=== Brief ===
Report each line of the records below that uses the word "transform".

=== Provided data ===
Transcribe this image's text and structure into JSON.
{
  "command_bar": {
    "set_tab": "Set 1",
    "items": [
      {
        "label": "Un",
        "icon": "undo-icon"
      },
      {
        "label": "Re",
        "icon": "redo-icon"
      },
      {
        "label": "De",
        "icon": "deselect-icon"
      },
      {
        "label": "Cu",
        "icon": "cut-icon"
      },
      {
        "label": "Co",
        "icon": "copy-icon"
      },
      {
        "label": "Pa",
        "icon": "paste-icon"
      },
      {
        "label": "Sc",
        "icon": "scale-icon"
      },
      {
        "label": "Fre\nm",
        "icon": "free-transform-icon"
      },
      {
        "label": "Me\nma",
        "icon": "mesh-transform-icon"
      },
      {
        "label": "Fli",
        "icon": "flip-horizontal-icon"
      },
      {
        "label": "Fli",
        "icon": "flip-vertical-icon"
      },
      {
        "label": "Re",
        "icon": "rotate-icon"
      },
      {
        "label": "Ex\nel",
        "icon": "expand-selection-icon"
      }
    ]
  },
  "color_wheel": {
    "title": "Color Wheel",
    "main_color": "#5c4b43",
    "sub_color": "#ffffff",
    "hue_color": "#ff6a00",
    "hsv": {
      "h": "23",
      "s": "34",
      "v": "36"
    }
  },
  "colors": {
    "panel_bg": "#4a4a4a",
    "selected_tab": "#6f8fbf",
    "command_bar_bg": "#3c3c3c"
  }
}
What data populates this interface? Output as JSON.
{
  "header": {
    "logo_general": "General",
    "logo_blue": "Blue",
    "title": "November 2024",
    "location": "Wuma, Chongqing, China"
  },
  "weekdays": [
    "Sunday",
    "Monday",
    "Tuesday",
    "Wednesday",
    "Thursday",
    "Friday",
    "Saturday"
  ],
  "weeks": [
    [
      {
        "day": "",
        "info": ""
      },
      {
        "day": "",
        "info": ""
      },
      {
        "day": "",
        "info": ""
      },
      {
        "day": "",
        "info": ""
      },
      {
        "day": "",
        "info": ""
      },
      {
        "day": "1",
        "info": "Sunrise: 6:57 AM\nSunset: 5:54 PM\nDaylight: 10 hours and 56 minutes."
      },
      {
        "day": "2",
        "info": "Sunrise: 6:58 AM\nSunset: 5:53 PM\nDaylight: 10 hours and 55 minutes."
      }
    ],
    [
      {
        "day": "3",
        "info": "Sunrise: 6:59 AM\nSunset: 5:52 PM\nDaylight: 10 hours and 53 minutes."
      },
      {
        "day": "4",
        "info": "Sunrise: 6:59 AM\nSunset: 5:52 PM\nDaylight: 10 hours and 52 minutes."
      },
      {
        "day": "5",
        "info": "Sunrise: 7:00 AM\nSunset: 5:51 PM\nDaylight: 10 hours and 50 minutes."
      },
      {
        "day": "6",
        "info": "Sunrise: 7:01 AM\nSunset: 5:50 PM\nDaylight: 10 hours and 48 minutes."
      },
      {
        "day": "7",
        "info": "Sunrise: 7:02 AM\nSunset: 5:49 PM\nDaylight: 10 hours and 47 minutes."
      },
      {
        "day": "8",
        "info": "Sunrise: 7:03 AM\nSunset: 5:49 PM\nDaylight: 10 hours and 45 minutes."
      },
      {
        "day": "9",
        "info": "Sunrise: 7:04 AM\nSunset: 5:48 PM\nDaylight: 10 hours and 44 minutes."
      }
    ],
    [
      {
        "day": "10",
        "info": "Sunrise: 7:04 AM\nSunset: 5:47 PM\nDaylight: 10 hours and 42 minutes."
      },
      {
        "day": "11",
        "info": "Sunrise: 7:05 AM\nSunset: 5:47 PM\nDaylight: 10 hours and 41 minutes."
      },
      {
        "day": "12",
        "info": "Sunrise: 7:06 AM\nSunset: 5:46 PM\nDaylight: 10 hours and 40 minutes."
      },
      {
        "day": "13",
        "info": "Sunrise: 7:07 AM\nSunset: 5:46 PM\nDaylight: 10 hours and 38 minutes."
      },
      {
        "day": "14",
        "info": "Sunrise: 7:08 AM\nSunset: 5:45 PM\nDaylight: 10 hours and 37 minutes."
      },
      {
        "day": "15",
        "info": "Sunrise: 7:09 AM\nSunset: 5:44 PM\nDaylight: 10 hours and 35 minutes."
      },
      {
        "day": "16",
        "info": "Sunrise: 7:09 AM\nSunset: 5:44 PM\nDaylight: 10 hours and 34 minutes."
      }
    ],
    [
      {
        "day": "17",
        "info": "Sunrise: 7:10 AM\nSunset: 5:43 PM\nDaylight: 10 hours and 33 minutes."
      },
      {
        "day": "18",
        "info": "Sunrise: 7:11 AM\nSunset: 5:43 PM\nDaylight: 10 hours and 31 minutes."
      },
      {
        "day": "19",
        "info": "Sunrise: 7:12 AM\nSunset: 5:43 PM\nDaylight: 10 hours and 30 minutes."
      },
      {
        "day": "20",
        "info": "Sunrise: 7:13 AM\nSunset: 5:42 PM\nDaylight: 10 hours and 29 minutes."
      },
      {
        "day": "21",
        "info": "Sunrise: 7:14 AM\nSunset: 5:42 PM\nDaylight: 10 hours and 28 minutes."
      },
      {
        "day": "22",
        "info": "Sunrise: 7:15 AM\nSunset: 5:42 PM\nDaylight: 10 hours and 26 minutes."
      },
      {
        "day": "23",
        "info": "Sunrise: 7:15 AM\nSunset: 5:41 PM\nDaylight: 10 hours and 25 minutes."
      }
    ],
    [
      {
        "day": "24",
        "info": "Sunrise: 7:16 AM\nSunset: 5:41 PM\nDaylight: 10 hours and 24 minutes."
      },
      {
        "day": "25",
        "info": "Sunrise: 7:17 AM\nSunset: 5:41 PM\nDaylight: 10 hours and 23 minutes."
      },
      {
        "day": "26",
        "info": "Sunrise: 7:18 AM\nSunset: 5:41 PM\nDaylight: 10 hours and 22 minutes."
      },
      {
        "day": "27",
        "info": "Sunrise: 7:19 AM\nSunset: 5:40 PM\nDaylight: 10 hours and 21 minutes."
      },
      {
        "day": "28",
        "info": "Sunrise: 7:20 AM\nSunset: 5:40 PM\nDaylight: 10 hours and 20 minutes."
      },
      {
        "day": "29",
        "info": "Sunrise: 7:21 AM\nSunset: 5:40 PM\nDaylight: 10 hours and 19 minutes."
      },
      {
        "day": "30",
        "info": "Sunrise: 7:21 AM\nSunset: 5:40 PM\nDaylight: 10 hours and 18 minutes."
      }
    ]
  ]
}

=== Result for this exercise ===
        "icon": "free-transform-icon"
        "icon": "mesh-transform-icon"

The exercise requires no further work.